[Element data from apps and pages]
■ ■ ■

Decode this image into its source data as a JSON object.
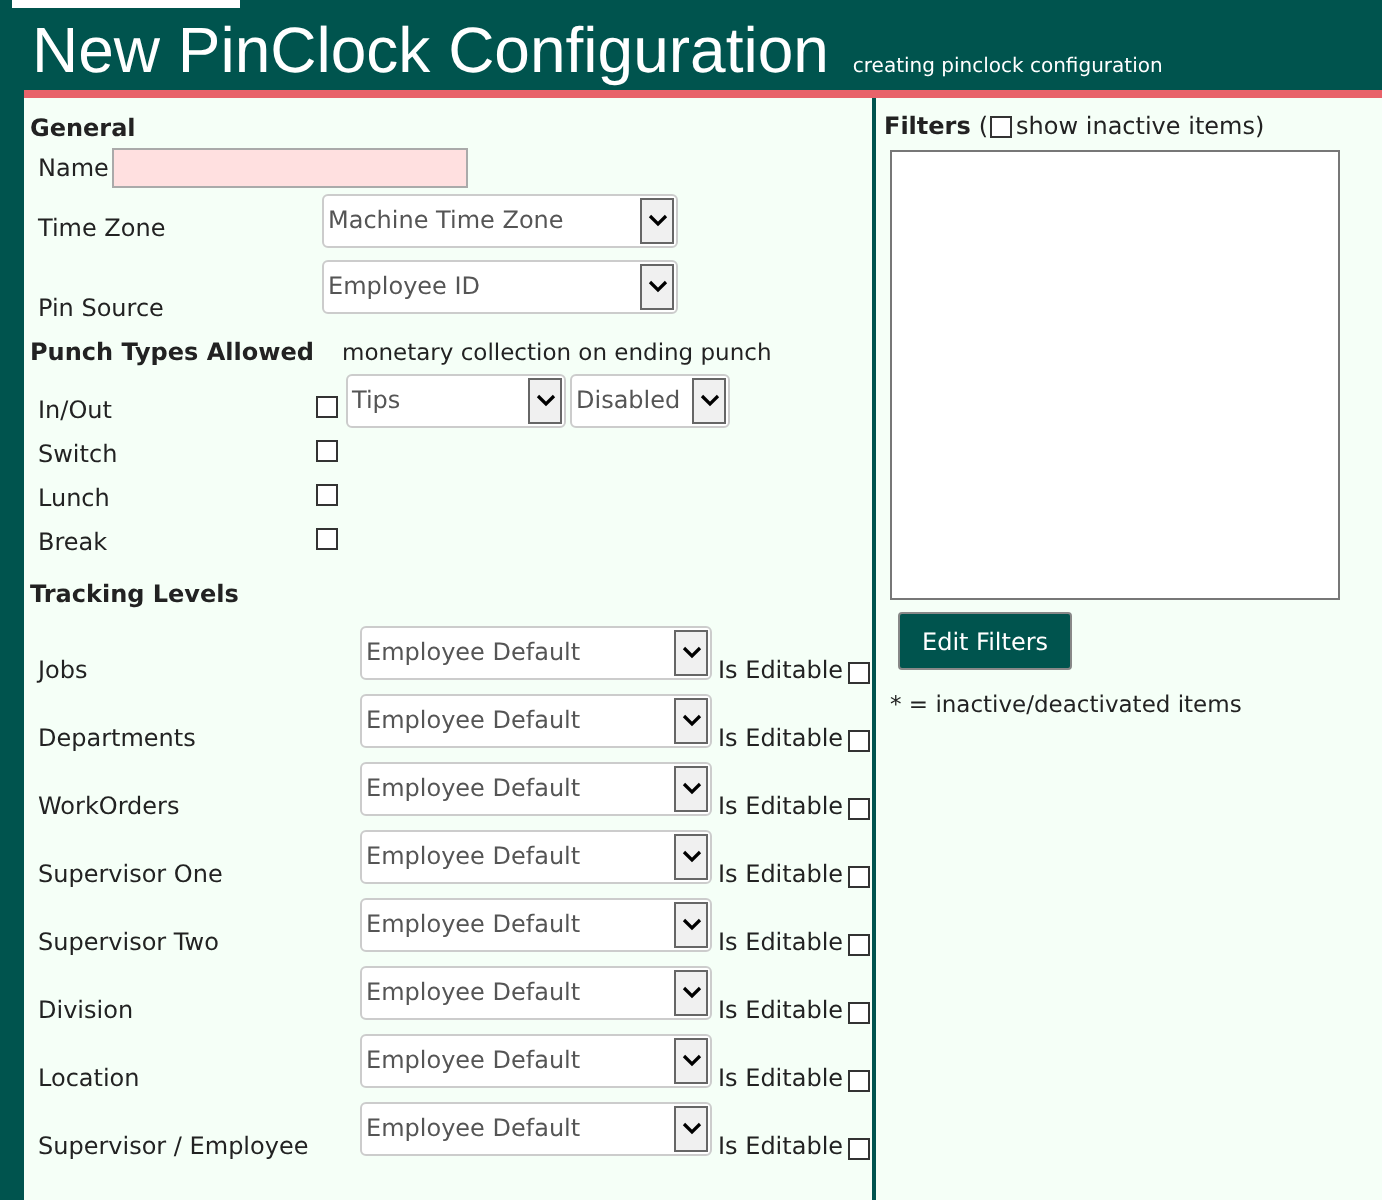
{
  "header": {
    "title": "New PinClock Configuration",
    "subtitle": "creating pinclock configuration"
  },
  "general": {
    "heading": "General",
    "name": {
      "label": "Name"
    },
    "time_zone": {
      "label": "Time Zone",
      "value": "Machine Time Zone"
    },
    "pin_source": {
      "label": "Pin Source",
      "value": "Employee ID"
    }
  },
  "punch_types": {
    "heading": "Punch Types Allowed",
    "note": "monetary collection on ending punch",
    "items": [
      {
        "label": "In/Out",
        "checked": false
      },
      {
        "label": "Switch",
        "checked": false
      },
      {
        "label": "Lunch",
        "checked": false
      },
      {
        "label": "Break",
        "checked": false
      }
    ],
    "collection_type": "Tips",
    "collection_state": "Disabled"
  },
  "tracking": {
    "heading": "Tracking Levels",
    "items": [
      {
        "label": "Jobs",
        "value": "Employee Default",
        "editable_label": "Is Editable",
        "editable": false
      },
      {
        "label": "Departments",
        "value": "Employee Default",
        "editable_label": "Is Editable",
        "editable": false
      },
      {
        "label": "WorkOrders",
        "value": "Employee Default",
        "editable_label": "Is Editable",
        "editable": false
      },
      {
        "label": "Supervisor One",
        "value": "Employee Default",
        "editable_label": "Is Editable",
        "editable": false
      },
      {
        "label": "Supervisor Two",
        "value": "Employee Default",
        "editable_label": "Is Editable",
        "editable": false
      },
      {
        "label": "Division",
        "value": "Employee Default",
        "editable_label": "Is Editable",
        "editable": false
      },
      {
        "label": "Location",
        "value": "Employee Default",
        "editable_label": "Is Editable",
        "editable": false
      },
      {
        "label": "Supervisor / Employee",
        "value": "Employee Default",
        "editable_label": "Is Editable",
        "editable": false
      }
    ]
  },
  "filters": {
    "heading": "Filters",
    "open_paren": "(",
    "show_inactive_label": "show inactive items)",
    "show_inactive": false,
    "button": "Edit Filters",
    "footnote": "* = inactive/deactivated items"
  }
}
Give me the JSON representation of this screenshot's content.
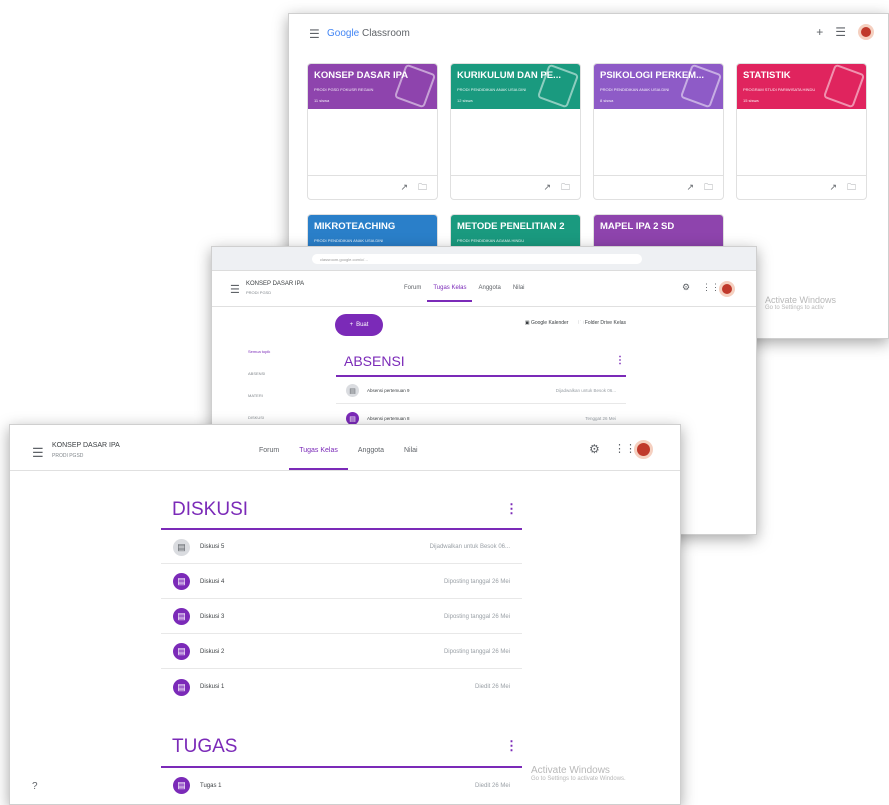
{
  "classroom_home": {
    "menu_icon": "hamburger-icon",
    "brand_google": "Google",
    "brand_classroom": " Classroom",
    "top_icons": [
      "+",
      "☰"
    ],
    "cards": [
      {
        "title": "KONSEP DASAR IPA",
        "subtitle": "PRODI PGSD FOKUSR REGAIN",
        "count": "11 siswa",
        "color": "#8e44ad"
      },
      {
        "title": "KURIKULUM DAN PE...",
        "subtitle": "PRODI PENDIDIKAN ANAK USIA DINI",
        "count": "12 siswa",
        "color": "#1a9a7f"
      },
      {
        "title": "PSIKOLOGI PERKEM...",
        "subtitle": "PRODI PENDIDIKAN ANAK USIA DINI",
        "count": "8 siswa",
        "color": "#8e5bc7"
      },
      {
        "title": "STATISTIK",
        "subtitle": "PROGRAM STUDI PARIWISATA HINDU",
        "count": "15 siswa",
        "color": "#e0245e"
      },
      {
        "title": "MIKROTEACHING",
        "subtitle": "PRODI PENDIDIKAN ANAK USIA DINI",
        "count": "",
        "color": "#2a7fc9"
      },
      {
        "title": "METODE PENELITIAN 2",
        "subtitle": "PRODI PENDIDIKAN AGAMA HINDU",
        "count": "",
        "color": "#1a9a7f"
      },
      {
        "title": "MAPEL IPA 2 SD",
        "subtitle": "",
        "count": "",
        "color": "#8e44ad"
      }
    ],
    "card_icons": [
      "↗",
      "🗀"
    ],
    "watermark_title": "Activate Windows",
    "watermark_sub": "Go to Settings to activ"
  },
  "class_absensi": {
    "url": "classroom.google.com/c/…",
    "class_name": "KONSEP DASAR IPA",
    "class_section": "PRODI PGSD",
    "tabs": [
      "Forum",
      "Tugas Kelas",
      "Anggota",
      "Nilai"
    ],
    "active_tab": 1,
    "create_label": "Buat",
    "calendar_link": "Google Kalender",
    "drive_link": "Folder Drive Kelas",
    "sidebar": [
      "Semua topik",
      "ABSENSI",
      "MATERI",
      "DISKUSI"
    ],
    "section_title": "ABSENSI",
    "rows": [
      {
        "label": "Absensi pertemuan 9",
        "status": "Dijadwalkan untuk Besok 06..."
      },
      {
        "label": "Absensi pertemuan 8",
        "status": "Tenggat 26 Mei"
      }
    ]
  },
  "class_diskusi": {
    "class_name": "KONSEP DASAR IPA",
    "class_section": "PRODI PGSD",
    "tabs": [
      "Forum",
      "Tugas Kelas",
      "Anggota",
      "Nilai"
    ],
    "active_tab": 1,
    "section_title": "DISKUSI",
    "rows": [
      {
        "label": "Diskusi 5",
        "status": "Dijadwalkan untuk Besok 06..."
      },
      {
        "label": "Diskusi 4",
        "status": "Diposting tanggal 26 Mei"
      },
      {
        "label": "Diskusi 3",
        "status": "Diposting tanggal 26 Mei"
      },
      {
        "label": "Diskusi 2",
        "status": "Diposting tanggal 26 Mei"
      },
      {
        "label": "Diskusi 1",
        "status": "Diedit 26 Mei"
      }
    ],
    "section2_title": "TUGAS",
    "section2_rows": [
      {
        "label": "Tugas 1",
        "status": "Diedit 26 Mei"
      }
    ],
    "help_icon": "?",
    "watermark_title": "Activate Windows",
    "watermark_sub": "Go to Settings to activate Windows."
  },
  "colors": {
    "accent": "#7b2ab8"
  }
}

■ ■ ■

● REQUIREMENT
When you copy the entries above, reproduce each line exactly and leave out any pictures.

● ANSWER TO THIS TASK
Decode this image into its source data as a JSON object.
{
  "header": {
    "title": "New PinClock Configuration",
    "subtitle": "creating pinclock configuration"
  },
  "general": {
    "heading": "General",
    "name": {
      "label": "Name"
    },
    "time_zone": {
      "label": "Time Zone",
      "value": "Machine Time Zone"
    },
    "pin_source": {
      "label": "Pin Source",
      "value": "Employee ID"
    }
  },
  "punch_types": {
    "heading": "Punch Types Allowed",
    "note": "monetary collection on ending punch",
    "items": [
      {
        "label": "In/Out",
        "checked": false
      },
      {
        "label": "Switch",
        "checked": false
      },
      {
        "label": "Lunch",
        "checked": false
      },
      {
        "label": "Break",
        "checked": false
      }
    ],
    "collection_type": "Tips",
    "collection_state": "Disabled"
  },
  "tracking": {
    "heading": "Tracking Levels",
    "items": [
      {
        "label": "Jobs",
        "value": "Employee Default",
        "editable_label": "Is Editable",
        "editable": false
      },
      {
        "label": "Departments",
        "value": "Employee Default",
        "editable_label": "Is Editable",
        "editable": false
      },
      {
        "label": "WorkOrders",
        "value": "Employee Default",
        "editable_label": "Is Editable",
        "editable": false
      },
      {
        "label": "Supervisor One",
        "value": "Employee Default",
        "editable_label": "Is Editable",
        "editable": false
      },
      {
        "label": "Supervisor Two",
        "value": "Employee Default",
        "editable_label": "Is Editable",
        "editable": false
      },
      {
        "label": "Division",
        "value": "Employee Default",
        "editable_label": "Is Editable",
        "editable": false
      },
      {
        "label": "Location",
        "value": "Employee Default",
        "editable_label": "Is Editable",
        "editable": false
      },
      {
        "label": "Supervisor / Employee",
        "value": "Employee Default",
        "editable_label": "Is Editable",
        "editable": false
      }
    ]
  },
  "filters": {
    "heading": "Filters",
    "open_paren": "(",
    "show_inactive_label": "show inactive items)",
    "show_inactive": false,
    "button": "Edit Filters",
    "footnote": "* = inactive/deactivated items"
  }
}
Give me the JSON representation of this screenshot's content.
{
  "classroom_home": {
    "menu_icon": "hamburger-icon",
    "brand_google": "Google",
    "brand_classroom": " Classroom",
    "top_icons": [
      "+",
      "☰"
    ],
    "cards": [
      {
        "title": "KONSEP DASAR IPA",
        "subtitle": "PRODI PGSD FOKUSR REGAIN",
        "count": "11 siswa",
        "color": "#8e44ad"
      },
      {
        "title": "KURIKULUM DAN PE...",
        "subtitle": "PRODI PENDIDIKAN ANAK USIA DINI",
        "count": "12 siswa",
        "color": "#1a9a7f"
      },
      {
        "title": "PSIKOLOGI PERKEM...",
        "subtitle": "PRODI PENDIDIKAN ANAK USIA DINI",
        "count": "8 siswa",
        "color": "#8e5bc7"
      },
      {
        "title": "STATISTIK",
        "subtitle": "PROGRAM STUDI PARIWISATA HINDU",
        "count": "15 siswa",
        "color": "#e0245e"
      },
      {
        "title": "MIKROTEACHING",
        "subtitle": "PRODI PENDIDIKAN ANAK USIA DINI",
        "count": "",
        "color": "#2a7fc9"
      },
      {
        "title": "METODE PENELITIAN 2",
        "subtitle": "PRODI PENDIDIKAN AGAMA HINDU",
        "count": "",
        "color": "#1a9a7f"
      },
      {
        "title": "MAPEL IPA 2 SD",
        "subtitle": "",
        "count": "",
        "color": "#8e44ad"
      }
    ],
    "card_icons": [
      "↗",
      "🗀"
    ],
    "watermark_title": "Activate Windows",
    "watermark_sub": "Go to Settings to activ"
  },
  "class_absensi": {
    "url": "classroom.google.com/c/…",
    "class_name": "KONSEP DASAR IPA",
    "class_section": "PRODI PGSD",
    "tabs": [
      "Forum",
      "Tugas Kelas",
      "Anggota",
      "Nilai"
    ],
    "active_tab": 1,
    "create_label": "Buat",
    "calendar_link": "Google Kalender",
    "drive_link": "Folder Drive Kelas",
    "sidebar": [
      "Semua topik",
      "ABSENSI",
      "MATERI",
      "DISKUSI"
    ],
    "section_title": "ABSENSI",
    "rows": [
      {
        "label": "Absensi pertemuan 9",
        "status": "Dijadwalkan untuk Besok 06..."
      },
      {
        "label": "Absensi pertemuan 8",
        "status": "Tenggat 26 Mei"
      }
    ]
  },
  "class_diskusi": {
    "class_name": "KONSEP DASAR IPA",
    "class_section": "PRODI PGSD",
    "tabs": [
      "Forum",
      "Tugas Kelas",
      "Anggota",
      "Nilai"
    ],
    "active_tab": 1,
    "section_title": "DISKUSI",
    "rows": [
      {
        "label": "Diskusi 5",
        "status": "Dijadwalkan untuk Besok 06..."
      },
      {
        "label": "Diskusi 4",
        "status": "Diposting tanggal 26 Mei"
      },
      {
        "label": "Diskusi 3",
        "status": "Diposting tanggal 26 Mei"
      },
      {
        "label": "Diskusi 2",
        "status": "Diposting tanggal 26 Mei"
      },
      {
        "label": "Diskusi 1",
        "status": "Diedit 26 Mei"
      }
    ],
    "section2_title": "TUGAS",
    "section2_rows": [
      {
        "label": "Tugas 1",
        "status": "Diedit 26 Mei"
      }
    ],
    "help_icon": "?",
    "watermark_title": "Activate Windows",
    "watermark_sub": "Go to Settings to activate Windows."
  },
  "colors": {
    "accent": "#7b2ab8"
  }
}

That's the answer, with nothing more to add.